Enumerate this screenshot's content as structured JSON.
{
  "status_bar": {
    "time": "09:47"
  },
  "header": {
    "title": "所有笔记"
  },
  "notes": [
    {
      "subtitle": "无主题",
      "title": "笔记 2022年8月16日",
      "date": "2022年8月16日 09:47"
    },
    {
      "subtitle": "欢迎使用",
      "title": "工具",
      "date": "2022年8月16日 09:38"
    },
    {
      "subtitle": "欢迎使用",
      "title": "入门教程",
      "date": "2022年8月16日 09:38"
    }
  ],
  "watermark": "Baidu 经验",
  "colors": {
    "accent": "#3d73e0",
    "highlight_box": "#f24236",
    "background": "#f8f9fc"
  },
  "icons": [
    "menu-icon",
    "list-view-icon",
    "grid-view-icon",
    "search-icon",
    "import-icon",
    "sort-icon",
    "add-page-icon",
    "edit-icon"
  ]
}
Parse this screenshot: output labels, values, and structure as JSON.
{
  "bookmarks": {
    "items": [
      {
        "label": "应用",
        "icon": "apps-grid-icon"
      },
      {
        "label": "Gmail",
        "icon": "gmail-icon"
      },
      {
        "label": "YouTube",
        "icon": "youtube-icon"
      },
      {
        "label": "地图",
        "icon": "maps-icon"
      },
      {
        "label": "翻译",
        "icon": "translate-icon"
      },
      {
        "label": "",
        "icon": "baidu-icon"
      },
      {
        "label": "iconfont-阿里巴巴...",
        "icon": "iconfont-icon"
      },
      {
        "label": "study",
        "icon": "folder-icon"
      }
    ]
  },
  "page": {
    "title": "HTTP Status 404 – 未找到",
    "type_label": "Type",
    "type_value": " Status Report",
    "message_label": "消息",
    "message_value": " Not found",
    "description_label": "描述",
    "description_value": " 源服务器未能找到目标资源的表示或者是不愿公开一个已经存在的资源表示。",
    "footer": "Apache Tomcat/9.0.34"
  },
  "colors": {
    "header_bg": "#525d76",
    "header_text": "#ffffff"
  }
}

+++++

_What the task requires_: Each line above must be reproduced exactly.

_Answer box_:
Enumerate this screenshot's content as structured JSON.
{
  "status_bar": {
    "time": "09:47"
  },
  "header": {
    "title": "所有笔记"
  },
  "notes": [
    {
      "subtitle": "无主题",
      "title": "笔记 2022年8月16日",
      "date": "2022年8月16日 09:47"
    },
    {
      "subtitle": "欢迎使用",
      "title": "工具",
      "date": "2022年8月16日 09:38"
    },
    {
      "subtitle": "欢迎使用",
      "title": "入门教程",
      "date": "2022年8月16日 09:38"
    }
  ],
  "watermark": "Baidu 经验",
  "colors": {
    "accent": "#3d73e0",
    "highlight_box": "#f24236",
    "background": "#f8f9fc"
  },
  "icons": [
    "menu-icon",
    "list-view-icon",
    "grid-view-icon",
    "search-icon",
    "import-icon",
    "sort-icon",
    "add-page-icon",
    "edit-icon"
  ]
}
Parse this screenshot: output labels, values, and structure as JSON.
{
  "bookmarks": {
    "items": [
      {
        "label": "应用",
        "icon": "apps-grid-icon"
      },
      {
        "label": "Gmail",
        "icon": "gmail-icon"
      },
      {
        "label": "YouTube",
        "icon": "youtube-icon"
      },
      {
        "label": "地图",
        "icon": "maps-icon"
      },
      {
        "label": "翻译",
        "icon": "translate-icon"
      },
      {
        "label": "",
        "icon": "baidu-icon"
      },
      {
        "label": "iconfont-阿里巴巴...",
        "icon": "iconfont-icon"
      },
      {
        "label": "study",
        "icon": "folder-icon"
      }
    ]
  },
  "page": {
    "title": "HTTP Status 404 – 未找到",
    "type_label": "Type",
    "type_value": " Status Report",
    "message_label": "消息",
    "message_value": " Not found",
    "description_label": "描述",
    "description_value": " 源服务器未能找到目标资源的表示或者是不愿公开一个已经存在的资源表示。",
    "footer": "Apache Tomcat/9.0.34"
  },
  "colors": {
    "header_bg": "#525d76",
    "header_text": "#ffffff"
  }
}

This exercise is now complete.